Aim of the task: All of the records should be given back exactly and in full.

Component data from apps and pages:
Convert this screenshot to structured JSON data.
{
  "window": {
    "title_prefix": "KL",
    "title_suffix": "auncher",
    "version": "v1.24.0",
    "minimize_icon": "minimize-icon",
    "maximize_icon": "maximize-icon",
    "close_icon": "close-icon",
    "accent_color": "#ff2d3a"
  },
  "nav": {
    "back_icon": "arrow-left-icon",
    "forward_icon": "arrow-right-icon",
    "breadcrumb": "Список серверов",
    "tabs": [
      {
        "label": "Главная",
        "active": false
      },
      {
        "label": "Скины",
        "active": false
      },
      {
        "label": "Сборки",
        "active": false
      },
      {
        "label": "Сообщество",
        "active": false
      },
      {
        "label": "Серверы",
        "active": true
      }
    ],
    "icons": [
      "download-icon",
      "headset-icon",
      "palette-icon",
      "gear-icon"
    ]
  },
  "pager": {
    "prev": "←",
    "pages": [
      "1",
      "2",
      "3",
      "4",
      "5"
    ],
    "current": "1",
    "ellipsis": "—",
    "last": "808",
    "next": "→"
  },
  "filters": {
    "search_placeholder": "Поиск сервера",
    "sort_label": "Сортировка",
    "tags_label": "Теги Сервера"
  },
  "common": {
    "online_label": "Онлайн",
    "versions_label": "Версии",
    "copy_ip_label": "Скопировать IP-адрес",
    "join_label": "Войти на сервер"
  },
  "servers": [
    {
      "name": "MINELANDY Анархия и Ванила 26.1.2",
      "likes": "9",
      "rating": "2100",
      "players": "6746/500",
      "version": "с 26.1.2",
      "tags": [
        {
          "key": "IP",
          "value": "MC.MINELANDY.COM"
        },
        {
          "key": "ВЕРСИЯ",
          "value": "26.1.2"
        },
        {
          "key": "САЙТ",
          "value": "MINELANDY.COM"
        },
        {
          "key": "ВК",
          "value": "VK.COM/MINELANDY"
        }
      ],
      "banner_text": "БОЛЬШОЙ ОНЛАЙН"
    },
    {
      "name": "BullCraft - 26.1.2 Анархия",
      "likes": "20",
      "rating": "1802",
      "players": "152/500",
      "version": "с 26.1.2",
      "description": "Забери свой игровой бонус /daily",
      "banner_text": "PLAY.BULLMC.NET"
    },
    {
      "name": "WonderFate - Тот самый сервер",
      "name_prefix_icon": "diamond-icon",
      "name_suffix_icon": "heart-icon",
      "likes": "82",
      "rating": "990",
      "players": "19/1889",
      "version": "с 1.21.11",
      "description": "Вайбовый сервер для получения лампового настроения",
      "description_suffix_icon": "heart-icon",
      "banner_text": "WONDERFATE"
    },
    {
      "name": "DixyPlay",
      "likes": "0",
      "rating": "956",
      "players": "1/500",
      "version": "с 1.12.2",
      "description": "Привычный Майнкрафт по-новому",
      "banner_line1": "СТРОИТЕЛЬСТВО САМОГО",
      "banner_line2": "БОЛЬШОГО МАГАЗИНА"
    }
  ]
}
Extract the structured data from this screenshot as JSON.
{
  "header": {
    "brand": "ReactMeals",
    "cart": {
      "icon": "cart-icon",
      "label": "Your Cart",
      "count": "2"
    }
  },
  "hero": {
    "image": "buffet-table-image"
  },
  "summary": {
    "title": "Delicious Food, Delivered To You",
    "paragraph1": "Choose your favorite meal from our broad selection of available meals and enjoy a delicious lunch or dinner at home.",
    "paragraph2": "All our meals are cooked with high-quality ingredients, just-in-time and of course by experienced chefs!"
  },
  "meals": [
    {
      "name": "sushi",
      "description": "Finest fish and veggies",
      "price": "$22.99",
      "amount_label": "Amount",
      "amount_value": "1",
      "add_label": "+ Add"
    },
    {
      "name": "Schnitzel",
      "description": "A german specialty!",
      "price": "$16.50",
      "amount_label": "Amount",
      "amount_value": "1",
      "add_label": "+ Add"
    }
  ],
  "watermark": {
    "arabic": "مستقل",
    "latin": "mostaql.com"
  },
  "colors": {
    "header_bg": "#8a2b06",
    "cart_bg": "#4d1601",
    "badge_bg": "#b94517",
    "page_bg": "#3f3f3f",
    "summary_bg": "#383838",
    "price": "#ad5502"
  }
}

Answer section:
Convert this screenshot to structured JSON data.
{
  "window": {
    "title_prefix": "KL",
    "title_suffix": "auncher",
    "version": "v1.24.0",
    "minimize_icon": "minimize-icon",
    "maximize_icon": "maximize-icon",
    "close_icon": "close-icon",
    "accent_color": "#ff2d3a"
  },
  "nav": {
    "back_icon": "arrow-left-icon",
    "forward_icon": "arrow-right-icon",
    "breadcrumb": "Список серверов",
    "tabs": [
      {
        "label": "Главная",
        "active": false
      },
      {
        "label": "Скины",
        "active": false
      },
      {
        "label": "Сборки",
        "active": false
      },
      {
        "label": "Сообщество",
        "active": false
      },
      {
        "label": "Серверы",
        "active": true
      }
    ],
    "icons": [
      "download-icon",
      "headset-icon",
      "palette-icon",
      "gear-icon"
    ]
  },
  "pager": {
    "prev": "←",
    "pages": [
      "1",
      "2",
      "3",
      "4",
      "5"
    ],
    "current": "1",
    "ellipsis": "—",
    "last": "808",
    "next": "→"
  },
  "filters": {
    "search_placeholder": "Поиск сервера",
    "sort_label": "Сортировка",
    "tags_label": "Теги Сервера"
  },
  "common": {
    "online_label": "Онлайн",
    "versions_label": "Версии",
    "copy_ip_label": "Скопировать IP-адрес",
    "join_label": "Войти на сервер"
  },
  "servers": [
    {
      "name": "MINELANDY Анархия и Ванила 26.1.2",
      "likes": "9",
      "rating": "2100",
      "players": "6746/500",
      "version": "с 26.1.2",
      "tags": [
        {
          "key": "IP",
          "value": "MC.MINELANDY.COM"
        },
        {
          "key": "ВЕРСИЯ",
          "value": "26.1.2"
        },
        {
          "key": "САЙТ",
          "value": "MINELANDY.COM"
        },
        {
          "key": "ВК",
          "value": "VK.COM/MINELANDY"
        }
      ],
      "banner_text": "БОЛЬШОЙ ОНЛАЙН"
    },
    {
      "name": "BullCraft - 26.1.2 Анархия",
      "likes": "20",
      "rating": "1802",
      "players": "152/500",
      "version": "с 26.1.2",
      "description": "Забери свой игровой бонус /daily",
      "banner_text": "PLAY.BULLMC.NET"
    },
    {
      "name": "WonderFate - Тот самый сервер",
      "name_prefix_icon": "diamond-icon",
      "name_suffix_icon": "heart-icon",
      "likes": "82",
      "rating": "990",
      "players": "19/1889",
      "version": "с 1.21.11",
      "description": "Вайбовый сервер для получения лампового настроения",
      "description_suffix_icon": "heart-icon",
      "banner_text": "WONDERFATE"
    },
    {
      "name": "DixyPlay",
      "likes": "0",
      "rating": "956",
      "players": "1/500",
      "version": "с 1.12.2",
      "description": "Привычный Майнкрафт по-новому",
      "banner_line1": "СТРОИТЕЛЬСТВО САМОГО",
      "banner_line2": "БОЛЬШОГО МАГАЗИНА"
    }
  ]
}
Extract the structured data from this screenshot as JSON.
{
  "header": {
    "brand": "ReactMeals",
    "cart": {
      "icon": "cart-icon",
      "label": "Your Cart",
      "count": "2"
    }
  },
  "hero": {
    "image": "buffet-table-image"
  },
  "summary": {
    "title": "Delicious Food, Delivered To You",
    "paragraph1": "Choose your favorite meal from our broad selection of available meals and enjoy a delicious lunch or dinner at home.",
    "paragraph2": "All our meals are cooked with high-quality ingredients, just-in-time and of course by experienced chefs!"
  },
  "meals": [
    {
      "name": "sushi",
      "description": "Finest fish and veggies",
      "price": "$22.99",
      "amount_label": "Amount",
      "amount_value": "1",
      "add_label": "+ Add"
    },
    {
      "name": "Schnitzel",
      "description": "A german specialty!",
      "price": "$16.50",
      "amount_label": "Amount",
      "amount_value": "1",
      "add_label": "+ Add"
    }
  ],
  "watermark": {
    "arabic": "مستقل",
    "latin": "mostaql.com"
  },
  "colors": {
    "header_bg": "#8a2b06",
    "cart_bg": "#4d1601",
    "badge_bg": "#b94517",
    "page_bg": "#3f3f3f",
    "summary_bg": "#383838",
    "price": "#ad5502"
  }
}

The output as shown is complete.